WORK INSTRUCTION - Work through the records that follow and return each line containing the word "Categoria".

[Items from an interface collection]
Start of Block
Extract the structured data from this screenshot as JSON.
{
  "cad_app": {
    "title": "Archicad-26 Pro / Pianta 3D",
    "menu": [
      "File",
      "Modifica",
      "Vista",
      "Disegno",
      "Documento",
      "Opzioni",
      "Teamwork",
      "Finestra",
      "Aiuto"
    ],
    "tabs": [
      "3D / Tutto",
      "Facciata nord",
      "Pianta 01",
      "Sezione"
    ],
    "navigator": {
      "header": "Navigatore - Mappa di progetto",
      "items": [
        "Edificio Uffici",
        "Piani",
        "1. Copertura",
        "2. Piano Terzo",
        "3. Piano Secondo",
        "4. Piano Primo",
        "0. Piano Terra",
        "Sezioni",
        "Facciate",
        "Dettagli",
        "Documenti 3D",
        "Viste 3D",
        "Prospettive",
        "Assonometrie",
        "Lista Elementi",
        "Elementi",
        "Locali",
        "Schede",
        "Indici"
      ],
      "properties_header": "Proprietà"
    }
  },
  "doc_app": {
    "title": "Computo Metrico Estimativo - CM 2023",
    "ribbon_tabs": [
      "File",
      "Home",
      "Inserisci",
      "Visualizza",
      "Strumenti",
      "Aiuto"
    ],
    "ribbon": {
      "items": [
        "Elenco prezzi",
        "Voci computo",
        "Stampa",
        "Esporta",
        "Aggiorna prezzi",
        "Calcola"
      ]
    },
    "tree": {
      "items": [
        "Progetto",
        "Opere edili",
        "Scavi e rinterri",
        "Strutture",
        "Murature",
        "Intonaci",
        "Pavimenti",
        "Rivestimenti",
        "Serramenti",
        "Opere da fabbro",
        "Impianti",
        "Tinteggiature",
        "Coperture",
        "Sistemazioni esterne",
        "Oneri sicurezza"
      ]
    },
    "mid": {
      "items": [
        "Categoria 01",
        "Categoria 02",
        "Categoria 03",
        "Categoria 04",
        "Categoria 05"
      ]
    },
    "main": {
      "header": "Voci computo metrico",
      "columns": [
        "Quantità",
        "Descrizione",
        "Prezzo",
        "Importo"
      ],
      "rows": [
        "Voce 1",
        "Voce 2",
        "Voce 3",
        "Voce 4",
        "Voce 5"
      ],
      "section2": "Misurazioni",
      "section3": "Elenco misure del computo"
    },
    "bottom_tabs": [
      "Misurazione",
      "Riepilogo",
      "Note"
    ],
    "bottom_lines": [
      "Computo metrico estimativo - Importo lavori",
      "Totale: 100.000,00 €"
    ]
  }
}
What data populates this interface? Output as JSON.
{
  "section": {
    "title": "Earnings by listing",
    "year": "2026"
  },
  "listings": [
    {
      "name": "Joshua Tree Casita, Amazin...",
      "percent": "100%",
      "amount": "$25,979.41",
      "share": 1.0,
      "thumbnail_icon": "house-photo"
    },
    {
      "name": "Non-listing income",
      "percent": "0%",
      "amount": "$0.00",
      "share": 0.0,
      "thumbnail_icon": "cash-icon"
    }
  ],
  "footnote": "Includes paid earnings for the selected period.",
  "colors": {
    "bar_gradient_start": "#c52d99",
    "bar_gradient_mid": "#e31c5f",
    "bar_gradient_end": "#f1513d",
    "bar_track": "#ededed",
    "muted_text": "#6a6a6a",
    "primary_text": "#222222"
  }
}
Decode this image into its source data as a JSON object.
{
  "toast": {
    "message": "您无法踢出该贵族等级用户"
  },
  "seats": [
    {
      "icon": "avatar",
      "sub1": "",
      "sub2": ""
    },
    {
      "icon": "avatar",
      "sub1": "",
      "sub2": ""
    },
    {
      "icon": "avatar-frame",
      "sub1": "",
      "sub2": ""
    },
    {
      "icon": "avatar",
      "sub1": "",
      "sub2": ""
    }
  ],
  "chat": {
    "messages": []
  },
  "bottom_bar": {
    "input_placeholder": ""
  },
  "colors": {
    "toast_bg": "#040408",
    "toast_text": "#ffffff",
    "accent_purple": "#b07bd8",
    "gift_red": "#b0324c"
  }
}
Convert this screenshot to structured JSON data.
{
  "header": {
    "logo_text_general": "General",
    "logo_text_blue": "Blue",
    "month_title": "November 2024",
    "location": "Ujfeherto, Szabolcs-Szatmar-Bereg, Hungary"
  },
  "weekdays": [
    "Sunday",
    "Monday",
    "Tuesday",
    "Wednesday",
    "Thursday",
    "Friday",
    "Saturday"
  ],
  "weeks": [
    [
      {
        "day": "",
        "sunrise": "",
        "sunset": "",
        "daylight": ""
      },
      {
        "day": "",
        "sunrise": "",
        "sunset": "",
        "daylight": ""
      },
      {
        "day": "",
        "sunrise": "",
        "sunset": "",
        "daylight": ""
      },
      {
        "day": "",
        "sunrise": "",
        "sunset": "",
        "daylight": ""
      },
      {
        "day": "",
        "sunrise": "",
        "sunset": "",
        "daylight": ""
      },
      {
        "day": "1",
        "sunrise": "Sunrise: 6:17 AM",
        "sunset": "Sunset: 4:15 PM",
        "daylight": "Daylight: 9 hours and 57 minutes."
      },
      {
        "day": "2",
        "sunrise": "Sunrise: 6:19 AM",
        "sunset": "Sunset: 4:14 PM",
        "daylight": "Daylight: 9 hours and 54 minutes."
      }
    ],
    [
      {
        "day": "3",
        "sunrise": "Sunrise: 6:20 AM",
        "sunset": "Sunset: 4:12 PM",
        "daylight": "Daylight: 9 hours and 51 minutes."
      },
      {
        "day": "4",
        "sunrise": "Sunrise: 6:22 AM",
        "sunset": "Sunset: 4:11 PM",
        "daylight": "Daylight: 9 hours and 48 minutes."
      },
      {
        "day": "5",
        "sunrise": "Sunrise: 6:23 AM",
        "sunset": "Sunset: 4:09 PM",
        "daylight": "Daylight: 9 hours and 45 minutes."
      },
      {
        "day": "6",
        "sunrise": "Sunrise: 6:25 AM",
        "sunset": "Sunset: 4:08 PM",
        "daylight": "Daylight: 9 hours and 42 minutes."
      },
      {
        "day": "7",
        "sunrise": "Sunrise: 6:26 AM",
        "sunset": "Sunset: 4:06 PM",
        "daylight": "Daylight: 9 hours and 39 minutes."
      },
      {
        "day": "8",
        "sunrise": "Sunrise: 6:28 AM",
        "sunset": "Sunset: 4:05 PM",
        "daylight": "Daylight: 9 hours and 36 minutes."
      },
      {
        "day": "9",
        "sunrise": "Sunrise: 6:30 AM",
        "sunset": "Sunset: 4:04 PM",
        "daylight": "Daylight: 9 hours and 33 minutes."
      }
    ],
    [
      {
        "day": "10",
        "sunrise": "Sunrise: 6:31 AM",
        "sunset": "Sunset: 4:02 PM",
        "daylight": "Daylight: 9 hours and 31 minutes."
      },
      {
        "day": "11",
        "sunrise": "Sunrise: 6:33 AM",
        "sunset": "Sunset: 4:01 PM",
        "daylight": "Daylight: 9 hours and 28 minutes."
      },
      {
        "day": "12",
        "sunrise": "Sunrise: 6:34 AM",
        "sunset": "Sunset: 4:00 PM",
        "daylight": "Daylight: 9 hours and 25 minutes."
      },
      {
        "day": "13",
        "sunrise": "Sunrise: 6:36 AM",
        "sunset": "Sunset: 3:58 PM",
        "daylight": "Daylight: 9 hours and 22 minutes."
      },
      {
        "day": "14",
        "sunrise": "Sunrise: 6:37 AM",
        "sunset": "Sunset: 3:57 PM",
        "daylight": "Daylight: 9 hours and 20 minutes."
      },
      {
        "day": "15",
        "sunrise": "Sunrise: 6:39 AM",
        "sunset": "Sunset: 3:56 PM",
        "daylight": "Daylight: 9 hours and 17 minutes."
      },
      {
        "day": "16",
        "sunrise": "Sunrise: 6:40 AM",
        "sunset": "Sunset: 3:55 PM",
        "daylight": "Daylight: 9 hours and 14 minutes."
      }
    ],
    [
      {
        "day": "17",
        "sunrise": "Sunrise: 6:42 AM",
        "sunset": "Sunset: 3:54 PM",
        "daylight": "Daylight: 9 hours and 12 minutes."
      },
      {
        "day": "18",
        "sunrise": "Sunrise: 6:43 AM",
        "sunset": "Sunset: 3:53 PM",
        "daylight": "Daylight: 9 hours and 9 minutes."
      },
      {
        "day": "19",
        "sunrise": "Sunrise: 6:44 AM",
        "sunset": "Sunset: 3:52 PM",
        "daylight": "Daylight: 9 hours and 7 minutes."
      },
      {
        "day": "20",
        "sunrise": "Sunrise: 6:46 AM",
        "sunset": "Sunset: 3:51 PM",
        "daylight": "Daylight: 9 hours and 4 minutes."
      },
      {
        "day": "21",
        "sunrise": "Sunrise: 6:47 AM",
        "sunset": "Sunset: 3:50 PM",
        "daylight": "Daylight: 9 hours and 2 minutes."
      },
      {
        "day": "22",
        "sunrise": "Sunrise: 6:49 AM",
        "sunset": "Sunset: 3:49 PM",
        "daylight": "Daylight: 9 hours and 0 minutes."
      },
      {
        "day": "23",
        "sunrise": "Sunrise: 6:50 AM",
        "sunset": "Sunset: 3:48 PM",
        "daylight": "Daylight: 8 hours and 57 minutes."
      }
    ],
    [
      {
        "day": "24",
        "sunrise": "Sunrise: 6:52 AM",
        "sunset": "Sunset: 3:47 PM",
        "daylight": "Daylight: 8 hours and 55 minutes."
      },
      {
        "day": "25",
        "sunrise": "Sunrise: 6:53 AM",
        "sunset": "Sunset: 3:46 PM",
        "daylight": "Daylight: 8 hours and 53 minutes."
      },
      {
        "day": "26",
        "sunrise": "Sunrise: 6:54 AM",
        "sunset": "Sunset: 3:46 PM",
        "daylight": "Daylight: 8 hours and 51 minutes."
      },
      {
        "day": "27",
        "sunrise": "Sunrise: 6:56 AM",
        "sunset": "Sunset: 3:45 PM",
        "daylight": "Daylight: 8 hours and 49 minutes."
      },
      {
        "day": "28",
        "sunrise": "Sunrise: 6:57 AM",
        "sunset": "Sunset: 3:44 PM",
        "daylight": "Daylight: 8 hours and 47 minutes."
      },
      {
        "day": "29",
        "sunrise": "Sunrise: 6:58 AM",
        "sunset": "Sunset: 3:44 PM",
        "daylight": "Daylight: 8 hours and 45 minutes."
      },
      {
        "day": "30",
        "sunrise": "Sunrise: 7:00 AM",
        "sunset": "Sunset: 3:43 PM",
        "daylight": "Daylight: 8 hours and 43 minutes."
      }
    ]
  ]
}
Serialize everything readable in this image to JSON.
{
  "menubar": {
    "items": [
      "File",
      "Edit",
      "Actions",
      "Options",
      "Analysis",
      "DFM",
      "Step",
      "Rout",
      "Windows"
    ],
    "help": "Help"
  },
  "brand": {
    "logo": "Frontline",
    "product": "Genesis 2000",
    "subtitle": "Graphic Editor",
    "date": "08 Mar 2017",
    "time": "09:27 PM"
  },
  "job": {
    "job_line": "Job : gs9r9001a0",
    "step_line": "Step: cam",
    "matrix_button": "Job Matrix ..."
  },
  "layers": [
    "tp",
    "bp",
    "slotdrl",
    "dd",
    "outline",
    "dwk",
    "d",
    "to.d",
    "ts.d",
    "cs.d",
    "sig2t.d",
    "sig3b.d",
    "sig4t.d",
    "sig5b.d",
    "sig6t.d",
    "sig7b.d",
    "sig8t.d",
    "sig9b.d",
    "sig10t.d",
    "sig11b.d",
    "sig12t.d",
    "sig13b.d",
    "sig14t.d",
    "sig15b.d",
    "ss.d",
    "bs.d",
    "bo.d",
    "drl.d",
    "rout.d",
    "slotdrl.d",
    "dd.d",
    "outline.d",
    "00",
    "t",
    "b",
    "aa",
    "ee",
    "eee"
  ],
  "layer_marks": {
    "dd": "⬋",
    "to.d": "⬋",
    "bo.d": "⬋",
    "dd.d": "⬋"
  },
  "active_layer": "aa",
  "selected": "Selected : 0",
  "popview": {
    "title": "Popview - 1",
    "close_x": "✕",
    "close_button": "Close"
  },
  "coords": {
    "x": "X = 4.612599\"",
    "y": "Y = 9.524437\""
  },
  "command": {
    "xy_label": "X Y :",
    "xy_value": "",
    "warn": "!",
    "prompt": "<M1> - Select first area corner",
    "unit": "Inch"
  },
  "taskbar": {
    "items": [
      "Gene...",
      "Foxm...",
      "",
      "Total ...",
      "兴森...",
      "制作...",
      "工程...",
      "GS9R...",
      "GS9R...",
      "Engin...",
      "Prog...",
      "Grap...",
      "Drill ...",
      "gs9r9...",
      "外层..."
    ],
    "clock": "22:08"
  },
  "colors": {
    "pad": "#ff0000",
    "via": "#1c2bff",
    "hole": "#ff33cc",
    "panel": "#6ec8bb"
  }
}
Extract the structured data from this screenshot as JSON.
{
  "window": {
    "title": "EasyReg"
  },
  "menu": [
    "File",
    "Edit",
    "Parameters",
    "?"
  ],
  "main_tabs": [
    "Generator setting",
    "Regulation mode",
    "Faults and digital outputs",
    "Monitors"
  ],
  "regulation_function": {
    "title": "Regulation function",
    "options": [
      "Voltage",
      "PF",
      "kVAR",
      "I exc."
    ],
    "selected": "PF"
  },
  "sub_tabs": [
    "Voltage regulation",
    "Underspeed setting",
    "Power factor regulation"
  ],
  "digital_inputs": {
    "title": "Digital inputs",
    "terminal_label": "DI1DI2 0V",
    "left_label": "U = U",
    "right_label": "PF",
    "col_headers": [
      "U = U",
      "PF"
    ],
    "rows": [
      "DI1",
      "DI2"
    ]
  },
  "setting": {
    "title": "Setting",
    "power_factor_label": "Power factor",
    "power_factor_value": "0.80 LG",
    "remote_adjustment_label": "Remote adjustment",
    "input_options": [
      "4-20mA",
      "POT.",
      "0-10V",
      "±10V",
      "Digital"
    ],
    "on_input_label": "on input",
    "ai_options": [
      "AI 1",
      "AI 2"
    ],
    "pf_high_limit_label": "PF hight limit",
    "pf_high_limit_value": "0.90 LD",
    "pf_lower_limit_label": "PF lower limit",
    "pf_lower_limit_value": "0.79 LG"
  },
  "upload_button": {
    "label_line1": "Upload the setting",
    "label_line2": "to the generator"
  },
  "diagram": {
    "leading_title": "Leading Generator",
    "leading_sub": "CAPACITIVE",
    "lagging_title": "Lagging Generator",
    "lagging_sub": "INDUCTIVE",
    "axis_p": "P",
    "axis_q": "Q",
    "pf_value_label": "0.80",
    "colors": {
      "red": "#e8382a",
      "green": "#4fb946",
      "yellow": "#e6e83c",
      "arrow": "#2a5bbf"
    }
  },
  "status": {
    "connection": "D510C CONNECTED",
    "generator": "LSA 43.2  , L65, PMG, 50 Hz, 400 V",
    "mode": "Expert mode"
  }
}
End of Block
ANSWER SPACE -
        "Categoria 01",
        "Categoria 02",
        "Categoria 03",
        "Categoria 04",
        "Categoria 05"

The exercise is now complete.